What you return should be the complete data below, word for word, with no pictures in it.

**** Records ****

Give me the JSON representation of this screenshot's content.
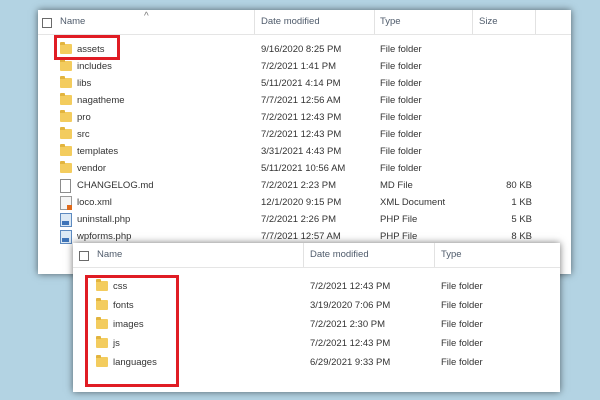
{
  "top_panel": {
    "columns": {
      "name": "Name",
      "date": "Date modified",
      "type": "Type",
      "size": "Size"
    },
    "rows": [
      {
        "name": "assets",
        "date": "9/16/2020 8:25 PM",
        "type": "File folder",
        "size": "",
        "icon": "folder-icon"
      },
      {
        "name": "includes",
        "date": "7/2/2021 1:41 PM",
        "type": "File folder",
        "size": "",
        "icon": "folder-icon"
      },
      {
        "name": "libs",
        "date": "5/11/2021 4:14 PM",
        "type": "File folder",
        "size": "",
        "icon": "folder-icon"
      },
      {
        "name": "nagatheme",
        "date": "7/7/2021 12:56 AM",
        "type": "File folder",
        "size": "",
        "icon": "folder-icon"
      },
      {
        "name": "pro",
        "date": "7/2/2021 12:43 PM",
        "type": "File folder",
        "size": "",
        "icon": "folder-icon"
      },
      {
        "name": "src",
        "date": "7/2/2021 12:43 PM",
        "type": "File folder",
        "size": "",
        "icon": "folder-icon"
      },
      {
        "name": "templates",
        "date": "3/31/2021 4:43 PM",
        "type": "File folder",
        "size": "",
        "icon": "folder-icon"
      },
      {
        "name": "vendor",
        "date": "5/11/2021 10:56 AM",
        "type": "File folder",
        "size": "",
        "icon": "folder-icon"
      },
      {
        "name": "CHANGELOG.md",
        "date": "7/2/2021 2:23 PM",
        "type": "MD File",
        "size": "80 KB",
        "icon": "document-icon"
      },
      {
        "name": "loco.xml",
        "date": "12/1/2020 9:15 PM",
        "type": "XML Document",
        "size": "1 KB",
        "icon": "xml-file-icon"
      },
      {
        "name": "uninstall.php",
        "date": "7/2/2021 2:26 PM",
        "type": "PHP File",
        "size": "5 KB",
        "icon": "php-file-icon"
      },
      {
        "name": "wpforms.php",
        "date": "7/7/2021 12:57 AM",
        "type": "PHP File",
        "size": "8 KB",
        "icon": "php-file-icon"
      }
    ]
  },
  "bottom_panel": {
    "columns": {
      "name": "Name",
      "date": "Date modified",
      "type": "Type"
    },
    "rows": [
      {
        "name": "css",
        "date": "7/2/2021 12:43 PM",
        "type": "File folder",
        "icon": "folder-icon"
      },
      {
        "name": "fonts",
        "date": "3/19/2020 7:06 PM",
        "type": "File folder",
        "icon": "folder-icon"
      },
      {
        "name": "images",
        "date": "7/2/2021 2:30 PM",
        "type": "File folder",
        "icon": "folder-icon"
      },
      {
        "name": "js",
        "date": "7/2/2021 12:43 PM",
        "type": "File folder",
        "icon": "folder-icon"
      },
      {
        "name": "languages",
        "date": "6/29/2021 9:33 PM",
        "type": "File folder",
        "icon": "folder-icon"
      }
    ]
  },
  "colors": {
    "highlight": "#e01c24",
    "folder": "#f3cc5e",
    "background": "#b3d3e3"
  }
}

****

Response for this exercise:
Give me the JSON representation of this screenshot's content.
{
  "top_panel": {
    "columns": {
      "name": "Name",
      "date": "Date modified",
      "type": "Type",
      "size": "Size"
    },
    "rows": [
      {
        "name": "assets",
        "date": "9/16/2020 8:25 PM",
        "type": "File folder",
        "size": "",
        "icon": "folder-icon"
      },
      {
        "name": "includes",
        "date": "7/2/2021 1:41 PM",
        "type": "File folder",
        "size": "",
        "icon": "folder-icon"
      },
      {
        "name": "libs",
        "date": "5/11/2021 4:14 PM",
        "type": "File folder",
        "size": "",
        "icon": "folder-icon"
      },
      {
        "name": "nagatheme",
        "date": "7/7/2021 12:56 AM",
        "type": "File folder",
        "size": "",
        "icon": "folder-icon"
      },
      {
        "name": "pro",
        "date": "7/2/2021 12:43 PM",
        "type": "File folder",
        "size": "",
        "icon": "folder-icon"
      },
      {
        "name": "src",
        "date": "7/2/2021 12:43 PM",
        "type": "File folder",
        "size": "",
        "icon": "folder-icon"
      },
      {
        "name": "templates",
        "date": "3/31/2021 4:43 PM",
        "type": "File folder",
        "size": "",
        "icon": "folder-icon"
      },
      {
        "name": "vendor",
        "date": "5/11/2021 10:56 AM",
        "type": "File folder",
        "size": "",
        "icon": "folder-icon"
      },
      {
        "name": "CHANGELOG.md",
        "date": "7/2/2021 2:23 PM",
        "type": "MD File",
        "size": "80 KB",
        "icon": "document-icon"
      },
      {
        "name": "loco.xml",
        "date": "12/1/2020 9:15 PM",
        "type": "XML Document",
        "size": "1 KB",
        "icon": "xml-file-icon"
      },
      {
        "name": "uninstall.php",
        "date": "7/2/2021 2:26 PM",
        "type": "PHP File",
        "size": "5 KB",
        "icon": "php-file-icon"
      },
      {
        "name": "wpforms.php",
        "date": "7/7/2021 12:57 AM",
        "type": "PHP File",
        "size": "8 KB",
        "icon": "php-file-icon"
      }
    ]
  },
  "bottom_panel": {
    "columns": {
      "name": "Name",
      "date": "Date modified",
      "type": "Type"
    },
    "rows": [
      {
        "name": "css",
        "date": "7/2/2021 12:43 PM",
        "type": "File folder",
        "icon": "folder-icon"
      },
      {
        "name": "fonts",
        "date": "3/19/2020 7:06 PM",
        "type": "File folder",
        "icon": "folder-icon"
      },
      {
        "name": "images",
        "date": "7/2/2021 2:30 PM",
        "type": "File folder",
        "icon": "folder-icon"
      },
      {
        "name": "js",
        "date": "7/2/2021 12:43 PM",
        "type": "File folder",
        "icon": "folder-icon"
      },
      {
        "name": "languages",
        "date": "6/29/2021 9:33 PM",
        "type": "File folder",
        "icon": "folder-icon"
      }
    ]
  },
  "colors": {
    "highlight": "#e01c24",
    "folder": "#f3cc5e",
    "background": "#b3d3e3"
  }
}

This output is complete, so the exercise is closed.